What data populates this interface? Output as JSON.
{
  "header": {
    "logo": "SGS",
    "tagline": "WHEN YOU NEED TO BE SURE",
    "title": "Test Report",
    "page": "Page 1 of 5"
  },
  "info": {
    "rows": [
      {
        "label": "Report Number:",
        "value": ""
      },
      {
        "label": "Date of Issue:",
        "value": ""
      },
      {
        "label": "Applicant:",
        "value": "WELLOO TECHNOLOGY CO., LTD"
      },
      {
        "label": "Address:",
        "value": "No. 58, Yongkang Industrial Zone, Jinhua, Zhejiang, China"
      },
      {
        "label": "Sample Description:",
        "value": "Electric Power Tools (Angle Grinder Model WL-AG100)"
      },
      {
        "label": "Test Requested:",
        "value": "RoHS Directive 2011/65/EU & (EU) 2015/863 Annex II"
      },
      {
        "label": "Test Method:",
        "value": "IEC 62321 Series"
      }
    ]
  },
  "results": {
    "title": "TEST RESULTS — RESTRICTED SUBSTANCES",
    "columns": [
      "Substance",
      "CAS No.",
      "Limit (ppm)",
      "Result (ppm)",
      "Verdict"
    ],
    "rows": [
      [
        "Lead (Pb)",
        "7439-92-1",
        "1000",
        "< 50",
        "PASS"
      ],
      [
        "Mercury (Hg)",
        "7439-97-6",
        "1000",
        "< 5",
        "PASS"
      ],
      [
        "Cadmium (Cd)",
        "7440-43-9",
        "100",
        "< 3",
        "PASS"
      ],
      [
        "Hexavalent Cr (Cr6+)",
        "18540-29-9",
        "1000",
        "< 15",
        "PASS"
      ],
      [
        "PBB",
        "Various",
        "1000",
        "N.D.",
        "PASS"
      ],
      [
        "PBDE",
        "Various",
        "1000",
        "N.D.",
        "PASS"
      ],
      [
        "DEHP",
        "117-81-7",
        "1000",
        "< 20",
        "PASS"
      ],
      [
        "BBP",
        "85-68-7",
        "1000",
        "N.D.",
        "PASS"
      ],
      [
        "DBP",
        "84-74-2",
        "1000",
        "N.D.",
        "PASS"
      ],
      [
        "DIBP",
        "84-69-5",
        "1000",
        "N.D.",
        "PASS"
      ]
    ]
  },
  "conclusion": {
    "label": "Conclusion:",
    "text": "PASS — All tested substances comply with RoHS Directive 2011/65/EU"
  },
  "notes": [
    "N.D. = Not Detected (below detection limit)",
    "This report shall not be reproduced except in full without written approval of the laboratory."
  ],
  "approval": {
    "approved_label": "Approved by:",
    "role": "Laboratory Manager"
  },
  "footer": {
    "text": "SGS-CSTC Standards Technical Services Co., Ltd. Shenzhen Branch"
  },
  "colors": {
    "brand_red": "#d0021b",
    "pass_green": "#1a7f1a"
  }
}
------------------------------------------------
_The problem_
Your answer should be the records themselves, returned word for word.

_Solution for this task_
What data populates this interface? Output as JSON.
{
  "header": {
    "logo": "SGS",
    "tagline": "WHEN YOU NEED TO BE SURE",
    "title": "Test Report",
    "page": "Page 1 of 5"
  },
  "info": {
    "rows": [
      {
        "label": "Report Number:",
        "value": ""
      },
      {
        "label": "Date of Issue:",
        "value": ""
      },
      {
        "label": "Applicant:",
        "value": "WELLOO TECHNOLOGY CO., LTD"
      },
      {
        "label": "Address:",
        "value": "No. 58, Yongkang Industrial Zone, Jinhua, Zhejiang, China"
      },
      {
        "label": "Sample Description:",
        "value": "Electric Power Tools (Angle Grinder Model WL-AG100)"
      },
      {
        "label": "Test Requested:",
        "value": "RoHS Directive 2011/65/EU & (EU) 2015/863 Annex II"
      },
      {
        "label": "Test Method:",
        "value": "IEC 62321 Series"
      }
    ]
  },
  "results": {
    "title": "TEST RESULTS — RESTRICTED SUBSTANCES",
    "columns": [
      "Substance",
      "CAS No.",
      "Limit (ppm)",
      "Result (ppm)",
      "Verdict"
    ],
    "rows": [
      [
        "Lead (Pb)",
        "7439-92-1",
        "1000",
        "< 50",
        "PASS"
      ],
      [
        "Mercury (Hg)",
        "7439-97-6",
        "1000",
        "< 5",
        "PASS"
      ],
      [
        "Cadmium (Cd)",
        "7440-43-9",
        "100",
        "< 3",
        "PASS"
      ],
      [
        "Hexavalent Cr (Cr6+)",
        "18540-29-9",
        "1000",
        "< 15",
        "PASS"
      ],
      [
        "PBB",
        "Various",
        "1000",
        "N.D.",
        "PASS"
      ],
      [
        "PBDE",
        "Various",
        "1000",
        "N.D.",
        "PASS"
      ],
      [
        "DEHP",
        "117-81-7",
        "1000",
        "< 20",
        "PASS"
      ],
      [
        "BBP",
        "85-68-7",
        "1000",
        "N.D.",
        "PASS"
      ],
      [
        "DBP",
        "84-74-2",
        "1000",
        "N.D.",
        "PASS"
      ],
      [
        "DIBP",
        "84-69-5",
        "1000",
        "N.D.",
        "PASS"
      ]
    ]
  },
  "conclusion": {
    "label": "Conclusion:",
    "text": "PASS — All tested substances comply with RoHS Directive 2011/65/EU"
  },
  "notes": [
    "N.D. = Not Detected (below detection limit)",
    "This report shall not be reproduced except in full without written approval of the laboratory."
  ],
  "approval": {
    "approved_label": "Approved by:",
    "role": "Laboratory Manager"
  },
  "footer": {
    "text": "SGS-CSTC Standards Technical Services Co., Ltd. Shenzhen Branch"
  },
  "colors": {
    "brand_red": "#d0021b",
    "pass_green": "#1a7f1a"
  }
}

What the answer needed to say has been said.